In 2020, over 160K Brits were diagnosed with chlamydia. Chlamydia is a sexually transmitted disease (STD). Unlike other incurable diseases, chlamydia can be treated with a course of antibiotics.
How Is Chlamydia Transmitted?
Chlamydia is transmitted through sexual intercourse or contact with genital fluids. You can contract chlamydia through unprotected vaginal, anal, and oral sex. Sex toys can also transfer chlamydia if they are not washed or covered in between each use.
How Can I Protect Myself?
You can lessen the chances of contracting chlamydia by decreasing your number of sexual partners and using condoms. You and your partner should get tested before engaging in vaginal, anal, and oral sex. You will mitigate your risk of contracting chlamydia by remaining abstinent.
What Are the Symptoms of Chlamydia?
According to the NHS, at least 70% of women infected with chlamydia will be asymptomatic (unaware of any symptoms). Generally, symptoms will develop within 7 to 21 days (1 to 3 weeks) after having unprotected vaginal, anal, or oral sex with an infected person. In some cases, symptoms may not develop or take months to develop. It is best to see a licensed professional to get tested after unprotected sex.
Common symptoms of a chlamydia infection include:
- Pelvic or stomach pain
- Odd discharge
- Pain during and after sex
- Pain while urinating
- Bleeding after sex and/or in between periods

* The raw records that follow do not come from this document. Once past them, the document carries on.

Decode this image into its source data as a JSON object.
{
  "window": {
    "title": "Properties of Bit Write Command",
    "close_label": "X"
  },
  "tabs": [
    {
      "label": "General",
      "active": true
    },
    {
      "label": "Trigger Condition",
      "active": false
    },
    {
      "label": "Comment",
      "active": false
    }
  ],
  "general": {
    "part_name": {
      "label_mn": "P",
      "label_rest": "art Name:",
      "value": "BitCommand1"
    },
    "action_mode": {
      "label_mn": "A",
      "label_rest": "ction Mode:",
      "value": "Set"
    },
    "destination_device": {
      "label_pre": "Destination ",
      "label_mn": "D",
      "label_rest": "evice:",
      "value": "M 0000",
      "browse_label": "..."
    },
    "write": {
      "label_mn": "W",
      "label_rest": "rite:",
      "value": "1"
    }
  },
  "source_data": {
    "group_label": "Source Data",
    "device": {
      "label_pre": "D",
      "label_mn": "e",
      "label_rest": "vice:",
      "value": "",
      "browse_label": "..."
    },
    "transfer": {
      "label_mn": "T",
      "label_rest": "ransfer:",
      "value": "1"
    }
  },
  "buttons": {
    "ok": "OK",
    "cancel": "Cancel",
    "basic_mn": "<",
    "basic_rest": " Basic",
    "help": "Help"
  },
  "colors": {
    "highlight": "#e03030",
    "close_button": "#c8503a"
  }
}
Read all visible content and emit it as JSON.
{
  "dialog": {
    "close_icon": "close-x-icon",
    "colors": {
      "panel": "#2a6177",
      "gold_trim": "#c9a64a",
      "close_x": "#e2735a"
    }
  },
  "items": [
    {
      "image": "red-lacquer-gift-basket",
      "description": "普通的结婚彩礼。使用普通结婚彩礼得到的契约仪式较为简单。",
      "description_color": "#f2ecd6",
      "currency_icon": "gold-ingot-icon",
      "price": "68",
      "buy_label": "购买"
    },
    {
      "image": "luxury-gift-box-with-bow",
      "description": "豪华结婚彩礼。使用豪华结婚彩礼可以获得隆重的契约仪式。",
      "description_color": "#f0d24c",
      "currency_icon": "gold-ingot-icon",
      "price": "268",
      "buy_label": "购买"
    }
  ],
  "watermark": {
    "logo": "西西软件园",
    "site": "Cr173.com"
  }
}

Chlamydia causes symptoms similar to that of other STDs and infections. The only way to ensure you receive proper treatment is to make an appointment with a licensed physician for a screening.
Is Chlamydia Curable?
In most cases, chlamydia is curable. When a patient takes their prescribed medication correctly, over 95% of cases are cured. Generally, a physician will prescribe an antibiotic such as doxycycline for chlamydia. You must take the medication as prescribed. You mustn’t miss doses, or the treatment may not work.
How Do Doctors Test for Chlamydia?
There are two common diagnostic screening procedures for chlamydia: a urine test and a swab. For a urine screening, you will urinate into a cup that will be sent to a laboratory to be analysed. The lab technicians will determine the presence of an infection. A swab screening for women involves swabbing the discharge from your cervix. The swab is used to create a culture and antigen testing. You can ask your doctor if you can swab your vagina yourself. A self-swab is just as effective as doctor-obtained swabs. In men, a swab is inserted at the end of your penis. A sample is taken from the urethra for culture or antigen testing. In some cases, your physician may ask to swab the anus as opposed to the urethra. The physician will let you know when you can expect your screening results. While you’re waiting for the results, you should not engage in sexual intercourse.